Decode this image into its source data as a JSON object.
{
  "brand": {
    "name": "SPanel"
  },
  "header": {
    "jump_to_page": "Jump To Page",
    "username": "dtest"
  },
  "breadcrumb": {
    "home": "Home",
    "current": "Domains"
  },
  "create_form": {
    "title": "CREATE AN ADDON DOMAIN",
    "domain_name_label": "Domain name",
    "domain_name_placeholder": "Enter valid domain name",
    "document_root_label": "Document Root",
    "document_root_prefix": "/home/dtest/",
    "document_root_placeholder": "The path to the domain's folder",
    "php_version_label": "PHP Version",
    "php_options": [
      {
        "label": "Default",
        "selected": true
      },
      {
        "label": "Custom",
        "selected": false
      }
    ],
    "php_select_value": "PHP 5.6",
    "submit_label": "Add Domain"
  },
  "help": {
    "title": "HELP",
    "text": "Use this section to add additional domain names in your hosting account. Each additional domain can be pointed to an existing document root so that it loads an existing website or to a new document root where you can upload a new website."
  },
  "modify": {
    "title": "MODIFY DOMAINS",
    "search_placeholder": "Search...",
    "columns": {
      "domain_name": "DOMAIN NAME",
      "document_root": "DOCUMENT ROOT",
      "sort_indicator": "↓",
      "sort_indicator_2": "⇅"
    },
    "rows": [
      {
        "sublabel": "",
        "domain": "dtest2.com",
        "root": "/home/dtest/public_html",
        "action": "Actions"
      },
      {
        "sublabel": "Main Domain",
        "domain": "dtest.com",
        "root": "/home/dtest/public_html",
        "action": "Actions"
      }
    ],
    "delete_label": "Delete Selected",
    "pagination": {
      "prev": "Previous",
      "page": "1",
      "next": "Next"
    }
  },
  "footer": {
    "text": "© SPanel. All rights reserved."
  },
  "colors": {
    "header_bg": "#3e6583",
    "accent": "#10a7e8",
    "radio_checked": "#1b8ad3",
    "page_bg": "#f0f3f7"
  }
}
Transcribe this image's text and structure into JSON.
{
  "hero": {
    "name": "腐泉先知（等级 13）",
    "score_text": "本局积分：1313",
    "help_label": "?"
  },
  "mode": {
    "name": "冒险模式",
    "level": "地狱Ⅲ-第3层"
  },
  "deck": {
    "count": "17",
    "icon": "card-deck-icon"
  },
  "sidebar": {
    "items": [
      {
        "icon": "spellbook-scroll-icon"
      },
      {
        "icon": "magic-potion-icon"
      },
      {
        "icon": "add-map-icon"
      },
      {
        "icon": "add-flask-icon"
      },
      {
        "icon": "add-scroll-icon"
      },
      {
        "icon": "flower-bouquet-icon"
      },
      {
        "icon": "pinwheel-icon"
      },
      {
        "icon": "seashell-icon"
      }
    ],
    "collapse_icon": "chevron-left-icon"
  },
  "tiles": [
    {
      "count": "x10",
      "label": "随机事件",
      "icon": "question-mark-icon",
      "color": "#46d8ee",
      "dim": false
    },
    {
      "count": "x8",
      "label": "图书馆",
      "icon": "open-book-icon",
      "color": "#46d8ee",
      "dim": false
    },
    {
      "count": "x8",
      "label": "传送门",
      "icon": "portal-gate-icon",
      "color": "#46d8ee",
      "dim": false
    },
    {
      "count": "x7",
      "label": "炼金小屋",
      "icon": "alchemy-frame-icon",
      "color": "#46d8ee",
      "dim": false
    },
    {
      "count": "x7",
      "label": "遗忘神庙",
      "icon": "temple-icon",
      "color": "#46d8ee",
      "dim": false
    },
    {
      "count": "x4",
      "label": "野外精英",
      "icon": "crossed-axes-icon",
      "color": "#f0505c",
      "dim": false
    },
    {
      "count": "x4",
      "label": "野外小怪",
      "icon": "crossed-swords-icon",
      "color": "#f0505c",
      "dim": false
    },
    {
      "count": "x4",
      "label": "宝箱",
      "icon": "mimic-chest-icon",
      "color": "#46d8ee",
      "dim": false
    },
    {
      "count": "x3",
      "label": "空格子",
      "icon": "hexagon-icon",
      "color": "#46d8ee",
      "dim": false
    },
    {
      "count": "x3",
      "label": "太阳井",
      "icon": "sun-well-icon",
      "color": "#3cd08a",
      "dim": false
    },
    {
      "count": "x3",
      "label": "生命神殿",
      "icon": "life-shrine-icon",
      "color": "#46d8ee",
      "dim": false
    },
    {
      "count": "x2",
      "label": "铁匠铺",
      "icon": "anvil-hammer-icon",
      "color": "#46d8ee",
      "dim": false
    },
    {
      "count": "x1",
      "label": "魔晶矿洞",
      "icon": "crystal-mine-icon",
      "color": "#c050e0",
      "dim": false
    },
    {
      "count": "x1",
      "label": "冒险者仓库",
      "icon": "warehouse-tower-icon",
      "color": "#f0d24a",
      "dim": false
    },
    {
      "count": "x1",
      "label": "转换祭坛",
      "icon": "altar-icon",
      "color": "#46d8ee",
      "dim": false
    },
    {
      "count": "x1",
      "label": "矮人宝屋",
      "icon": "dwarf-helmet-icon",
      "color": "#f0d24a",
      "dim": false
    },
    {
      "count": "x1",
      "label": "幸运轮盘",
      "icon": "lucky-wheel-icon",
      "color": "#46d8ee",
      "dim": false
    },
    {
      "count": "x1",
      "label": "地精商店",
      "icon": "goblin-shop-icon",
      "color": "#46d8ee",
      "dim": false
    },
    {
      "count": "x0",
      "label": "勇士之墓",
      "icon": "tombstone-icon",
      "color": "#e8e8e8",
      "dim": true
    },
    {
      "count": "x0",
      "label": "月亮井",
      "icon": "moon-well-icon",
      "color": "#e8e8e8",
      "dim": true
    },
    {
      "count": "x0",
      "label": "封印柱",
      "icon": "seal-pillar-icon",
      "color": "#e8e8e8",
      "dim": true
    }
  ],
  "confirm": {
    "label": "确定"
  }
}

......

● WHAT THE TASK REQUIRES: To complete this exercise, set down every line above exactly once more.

● EXERCISE OUTPUT:
Decode this image into its source data as a JSON object.
{
  "brand": {
    "name": "SPanel"
  },
  "header": {
    "jump_to_page": "Jump To Page",
    "username": "dtest"
  },
  "breadcrumb": {
    "home": "Home",
    "current": "Domains"
  },
  "create_form": {
    "title": "CREATE AN ADDON DOMAIN",
    "domain_name_label": "Domain name",
    "domain_name_placeholder": "Enter valid domain name",
    "document_root_label": "Document Root",
    "document_root_prefix": "/home/dtest/",
    "document_root_placeholder": "The path to the domain's folder",
    "php_version_label": "PHP Version",
    "php_options": [
      {
        "label": "Default",
        "selected": true
      },
      {
        "label": "Custom",
        "selected": false
      }
    ],
    "php_select_value": "PHP 5.6",
    "submit_label": "Add Domain"
  },
  "help": {
    "title": "HELP",
    "text": "Use this section to add additional domain names in your hosting account. Each additional domain can be pointed to an existing document root so that it loads an existing website or to a new document root where you can upload a new website."
  },
  "modify": {
    "title": "MODIFY DOMAINS",
    "search_placeholder": "Search...",
    "columns": {
      "domain_name": "DOMAIN NAME",
      "document_root": "DOCUMENT ROOT",
      "sort_indicator": "↓",
      "sort_indicator_2": "⇅"
    },
    "rows": [
      {
        "sublabel": "",
        "domain": "dtest2.com",
        "root": "/home/dtest/public_html",
        "action": "Actions"
      },
      {
        "sublabel": "Main Domain",
        "domain": "dtest.com",
        "root": "/home/dtest/public_html",
        "action": "Actions"
      }
    ],
    "delete_label": "Delete Selected",
    "pagination": {
      "prev": "Previous",
      "page": "1",
      "next": "Next"
    }
  },
  "footer": {
    "text": "© SPanel. All rights reserved."
  },
  "colors": {
    "header_bg": "#3e6583",
    "accent": "#10a7e8",
    "radio_checked": "#1b8ad3",
    "page_bg": "#f0f3f7"
  }
}
Transcribe this image's text and structure into JSON.
{
  "hero": {
    "name": "腐泉先知（等级 13）",
    "score_text": "本局积分：1313",
    "help_label": "?"
  },
  "mode": {
    "name": "冒险模式",
    "level": "地狱Ⅲ-第3层"
  },
  "deck": {
    "count": "17",
    "icon": "card-deck-icon"
  },
  "sidebar": {
    "items": [
      {
        "icon": "spellbook-scroll-icon"
      },
      {
        "icon": "magic-potion-icon"
      },
      {
        "icon": "add-map-icon"
      },
      {
        "icon": "add-flask-icon"
      },
      {
        "icon": "add-scroll-icon"
      },
      {
        "icon": "flower-bouquet-icon"
      },
      {
        "icon": "pinwheel-icon"
      },
      {
        "icon": "seashell-icon"
      }
    ],
    "collapse_icon": "chevron-left-icon"
  },
  "tiles": [
    {
      "count": "x10",
      "label": "随机事件",
      "icon": "question-mark-icon",
      "color": "#46d8ee",
      "dim": false
    },
    {
      "count": "x8",
      "label": "图书馆",
      "icon": "open-book-icon",
      "color": "#46d8ee",
      "dim": false
    },
    {
      "count": "x8",
      "label": "传送门",
      "icon": "portal-gate-icon",
      "color": "#46d8ee",
      "dim": false
    },
    {
      "count": "x7",
      "label": "炼金小屋",
      "icon": "alchemy-frame-icon",
      "color": "#46d8ee",
      "dim": false
    },
    {
      "count": "x7",
      "label": "遗忘神庙",
      "icon": "temple-icon",
      "color": "#46d8ee",
      "dim": false
    },
    {
      "count": "x4",
      "label": "野外精英",
      "icon": "crossed-axes-icon",
      "color": "#f0505c",
      "dim": false
    },
    {
      "count": "x4",
      "label": "野外小怪",
      "icon": "crossed-swords-icon",
      "color": "#f0505c",
      "dim": false
    },
    {
      "count": "x4",
      "label": "宝箱",
      "icon": "mimic-chest-icon",
      "color": "#46d8ee",
      "dim": false
    },
    {
      "count": "x3",
      "label": "空格子",
      "icon": "hexagon-icon",
      "color": "#46d8ee",
      "dim": false
    },
    {
      "count": "x3",
      "label": "太阳井",
      "icon": "sun-well-icon",
      "color": "#3cd08a",
      "dim": false
    },
    {
      "count": "x3",
      "label": "生命神殿",
      "icon": "life-shrine-icon",
      "color": "#46d8ee",
      "dim": false
    },
    {
      "count": "x2",
      "label": "铁匠铺",
      "icon": "anvil-hammer-icon",
      "color": "#46d8ee",
      "dim": false
    },
    {
      "count": "x1",
      "label": "魔晶矿洞",
      "icon": "crystal-mine-icon",
      "color": "#c050e0",
      "dim": false
    },
    {
      "count": "x1",
      "label": "冒险者仓库",
      "icon": "warehouse-tower-icon",
      "color": "#f0d24a",
      "dim": false
    },
    {
      "count": "x1",
      "label": "转换祭坛",
      "icon": "altar-icon",
      "color": "#46d8ee",
      "dim": false
    },
    {
      "count": "x1",
      "label": "矮人宝屋",
      "icon": "dwarf-helmet-icon",
      "color": "#f0d24a",
      "dim": false
    },
    {
      "count": "x1",
      "label": "幸运轮盘",
      "icon": "lucky-wheel-icon",
      "color": "#46d8ee",
      "dim": false
    },
    {
      "count": "x1",
      "label": "地精商店",
      "icon": "goblin-shop-icon",
      "color": "#46d8ee",
      "dim": false
    },
    {
      "count": "x0",
      "label": "勇士之墓",
      "icon": "tombstone-icon",
      "color": "#e8e8e8",
      "dim": true
    },
    {
      "count": "x0",
      "label": "月亮井",
      "icon": "moon-well-icon",
      "color": "#e8e8e8",
      "dim": true
    },
    {
      "count": "x0",
      "label": "封印柱",
      "icon": "seal-pillar-icon",
      "color": "#e8e8e8",
      "dim": true
    }
  ],
  "confirm": {
    "label": "确定"
  }
}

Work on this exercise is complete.